Start of Block

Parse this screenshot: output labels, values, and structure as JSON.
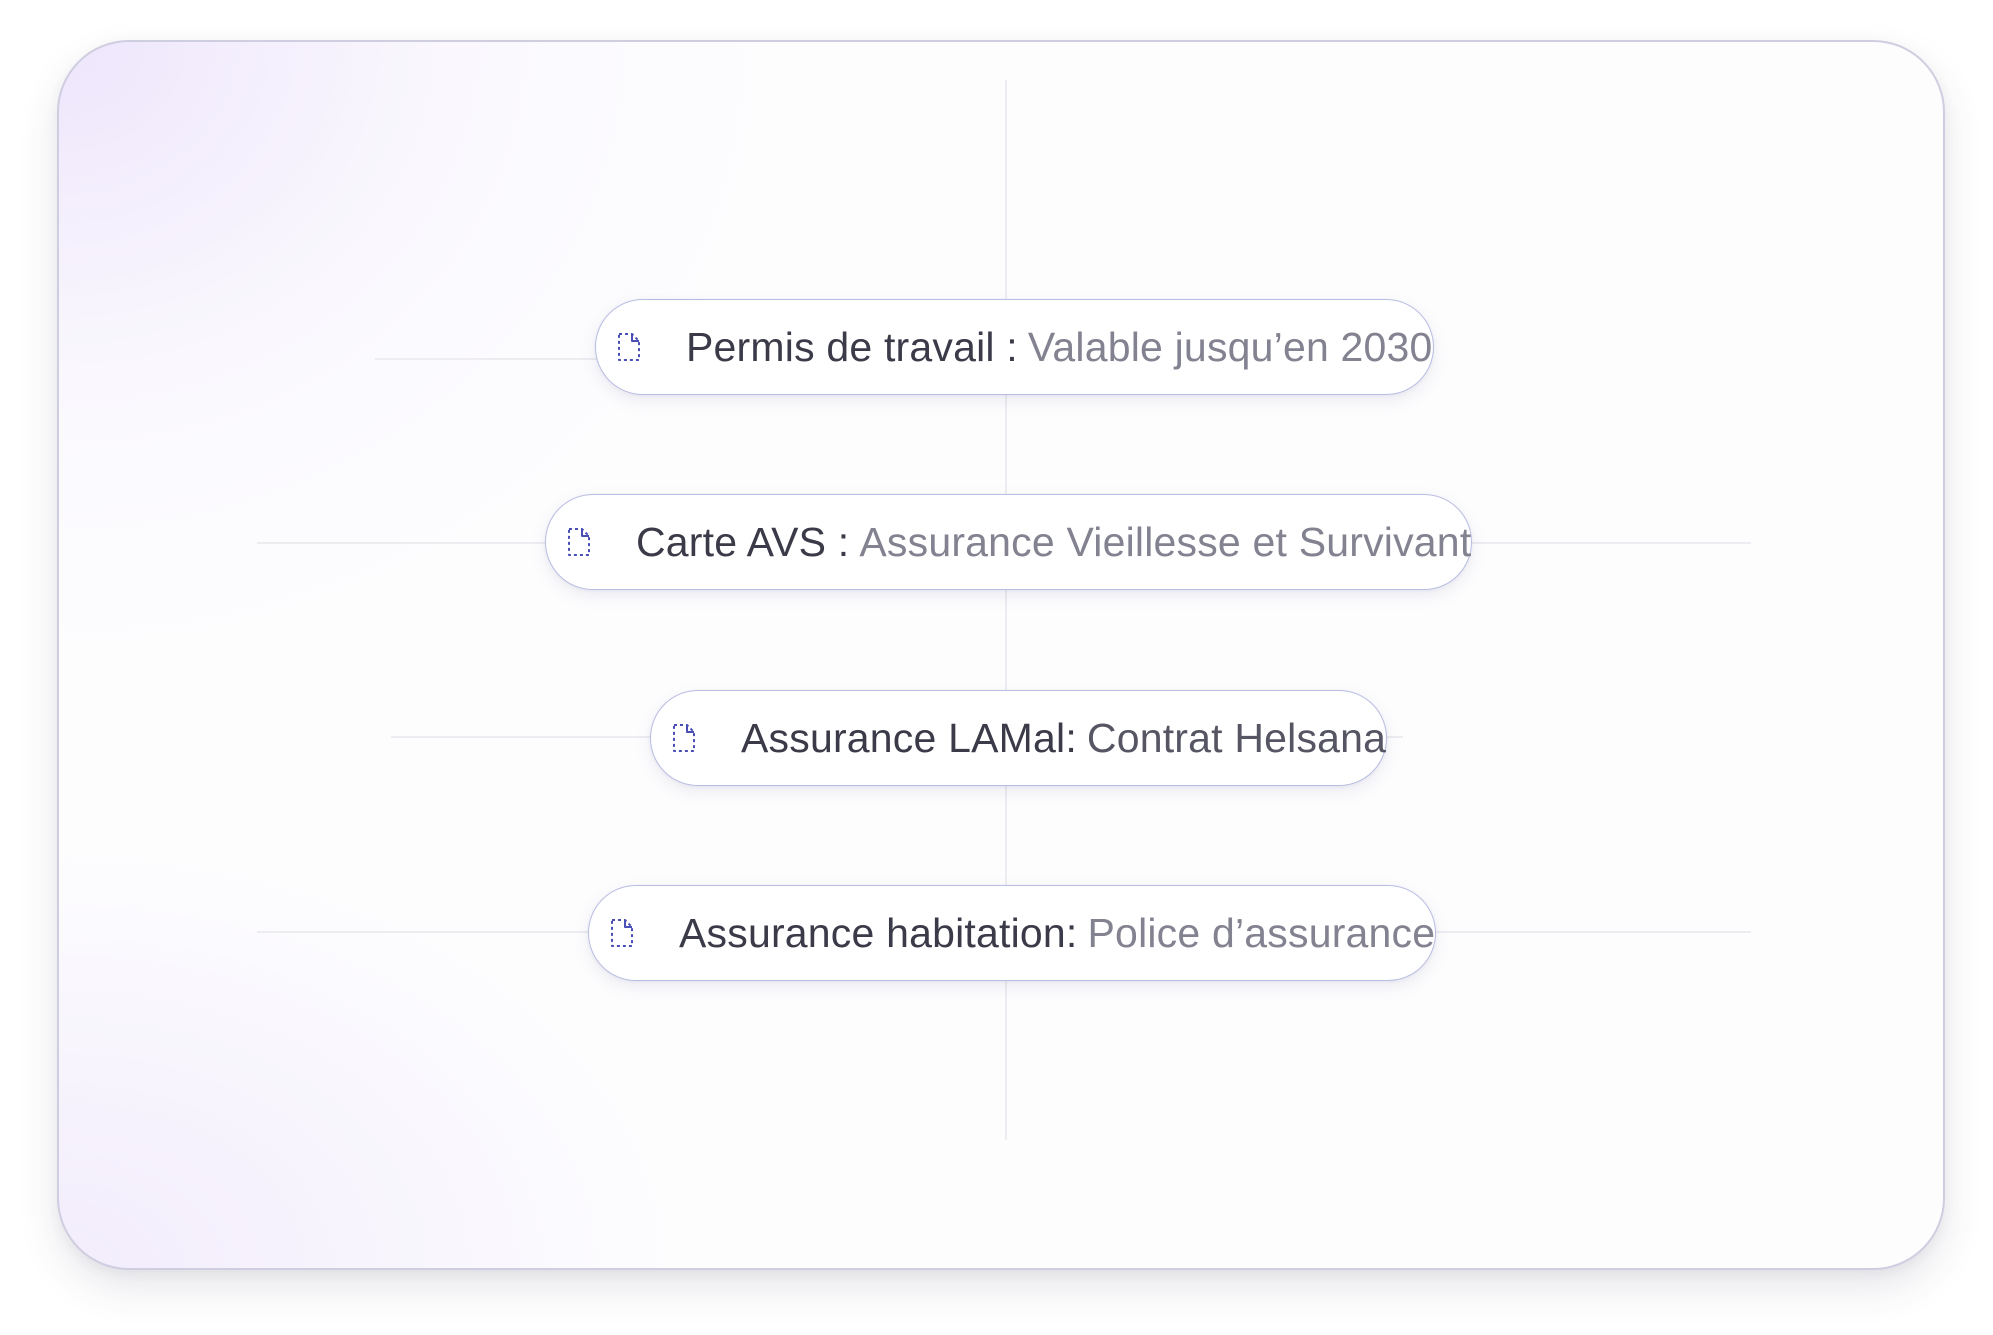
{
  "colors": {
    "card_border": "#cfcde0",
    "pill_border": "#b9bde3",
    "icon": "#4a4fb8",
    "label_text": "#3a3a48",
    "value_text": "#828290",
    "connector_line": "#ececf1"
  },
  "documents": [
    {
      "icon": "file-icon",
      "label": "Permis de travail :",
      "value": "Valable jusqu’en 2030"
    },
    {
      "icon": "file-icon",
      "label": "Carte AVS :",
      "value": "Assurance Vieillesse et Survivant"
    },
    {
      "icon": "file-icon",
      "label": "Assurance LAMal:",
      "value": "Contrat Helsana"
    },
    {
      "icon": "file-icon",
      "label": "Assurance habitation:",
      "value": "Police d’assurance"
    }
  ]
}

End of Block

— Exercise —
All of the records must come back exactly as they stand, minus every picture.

— Answer section —
Parse this screenshot: output labels, values, and structure as JSON.
{
  "colors": {
    "card_border": "#cfcde0",
    "pill_border": "#b9bde3",
    "icon": "#4a4fb8",
    "label_text": "#3a3a48",
    "value_text": "#828290",
    "connector_line": "#ececf1"
  },
  "documents": [
    {
      "icon": "file-icon",
      "label": "Permis de travail :",
      "value": "Valable jusqu’en 2030"
    },
    {
      "icon": "file-icon",
      "label": "Carte AVS :",
      "value": "Assurance Vieillesse et Survivant"
    },
    {
      "icon": "file-icon",
      "label": "Assurance LAMal:",
      "value": "Contrat Helsana"
    },
    {
      "icon": "file-icon",
      "label": "Assurance habitation:",
      "value": "Police d’assurance"
    }
  ]
}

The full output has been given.